Every line below that holds the string "JSON" should be copied out.
Start of PROVIDED INFORMATION
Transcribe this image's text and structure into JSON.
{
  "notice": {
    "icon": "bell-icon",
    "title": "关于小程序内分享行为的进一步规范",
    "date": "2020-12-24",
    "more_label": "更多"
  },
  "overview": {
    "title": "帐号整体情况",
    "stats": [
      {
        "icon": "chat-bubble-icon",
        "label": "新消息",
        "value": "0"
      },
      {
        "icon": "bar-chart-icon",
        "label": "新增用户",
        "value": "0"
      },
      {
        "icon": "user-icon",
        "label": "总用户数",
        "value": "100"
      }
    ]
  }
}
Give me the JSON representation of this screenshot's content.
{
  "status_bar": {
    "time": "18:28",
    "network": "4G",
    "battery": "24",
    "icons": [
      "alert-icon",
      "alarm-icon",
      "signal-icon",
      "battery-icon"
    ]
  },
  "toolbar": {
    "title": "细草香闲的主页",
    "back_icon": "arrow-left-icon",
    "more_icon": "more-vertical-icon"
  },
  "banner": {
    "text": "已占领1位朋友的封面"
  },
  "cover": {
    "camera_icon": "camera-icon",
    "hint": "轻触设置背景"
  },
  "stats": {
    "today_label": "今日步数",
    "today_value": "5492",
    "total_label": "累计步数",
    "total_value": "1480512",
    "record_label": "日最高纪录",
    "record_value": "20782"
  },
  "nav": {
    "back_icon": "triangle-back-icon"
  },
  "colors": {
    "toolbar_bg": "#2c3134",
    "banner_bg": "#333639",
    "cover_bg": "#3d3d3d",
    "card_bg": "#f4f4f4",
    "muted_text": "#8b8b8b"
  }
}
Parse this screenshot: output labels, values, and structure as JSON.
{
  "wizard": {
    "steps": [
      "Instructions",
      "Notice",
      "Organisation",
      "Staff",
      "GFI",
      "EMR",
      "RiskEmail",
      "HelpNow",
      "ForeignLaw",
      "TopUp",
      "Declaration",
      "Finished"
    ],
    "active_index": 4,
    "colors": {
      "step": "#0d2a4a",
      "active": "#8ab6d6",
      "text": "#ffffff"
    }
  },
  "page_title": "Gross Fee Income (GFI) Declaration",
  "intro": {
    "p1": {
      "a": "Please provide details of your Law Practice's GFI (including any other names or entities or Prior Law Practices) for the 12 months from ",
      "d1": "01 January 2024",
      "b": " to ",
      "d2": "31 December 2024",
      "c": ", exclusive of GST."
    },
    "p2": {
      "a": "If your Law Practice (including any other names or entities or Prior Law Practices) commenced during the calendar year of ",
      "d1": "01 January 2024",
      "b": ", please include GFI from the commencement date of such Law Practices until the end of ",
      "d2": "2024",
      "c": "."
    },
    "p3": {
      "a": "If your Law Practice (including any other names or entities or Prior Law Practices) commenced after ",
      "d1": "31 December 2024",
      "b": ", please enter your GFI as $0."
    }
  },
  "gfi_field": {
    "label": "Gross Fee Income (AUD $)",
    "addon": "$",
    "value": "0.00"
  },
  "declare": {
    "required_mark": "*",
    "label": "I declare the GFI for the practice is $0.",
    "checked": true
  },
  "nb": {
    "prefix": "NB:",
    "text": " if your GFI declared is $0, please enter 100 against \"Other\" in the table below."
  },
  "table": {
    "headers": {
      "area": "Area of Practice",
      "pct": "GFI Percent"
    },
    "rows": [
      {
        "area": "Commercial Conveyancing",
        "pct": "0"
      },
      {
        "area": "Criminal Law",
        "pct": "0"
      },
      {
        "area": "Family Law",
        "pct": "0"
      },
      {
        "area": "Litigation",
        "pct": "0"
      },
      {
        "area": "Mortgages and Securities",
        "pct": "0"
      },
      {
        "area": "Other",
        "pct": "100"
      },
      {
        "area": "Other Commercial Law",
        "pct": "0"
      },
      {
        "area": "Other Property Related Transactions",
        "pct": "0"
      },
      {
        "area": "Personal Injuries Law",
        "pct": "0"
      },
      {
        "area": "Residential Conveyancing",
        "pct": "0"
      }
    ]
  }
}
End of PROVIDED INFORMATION
OUTPUT FOR THIS EXERCISE
Transcribe this image's text and structure into JSON.
Give me the JSON representation of this screenshot's content.
Parse this screenshot: output labels, values, and structure as JSON.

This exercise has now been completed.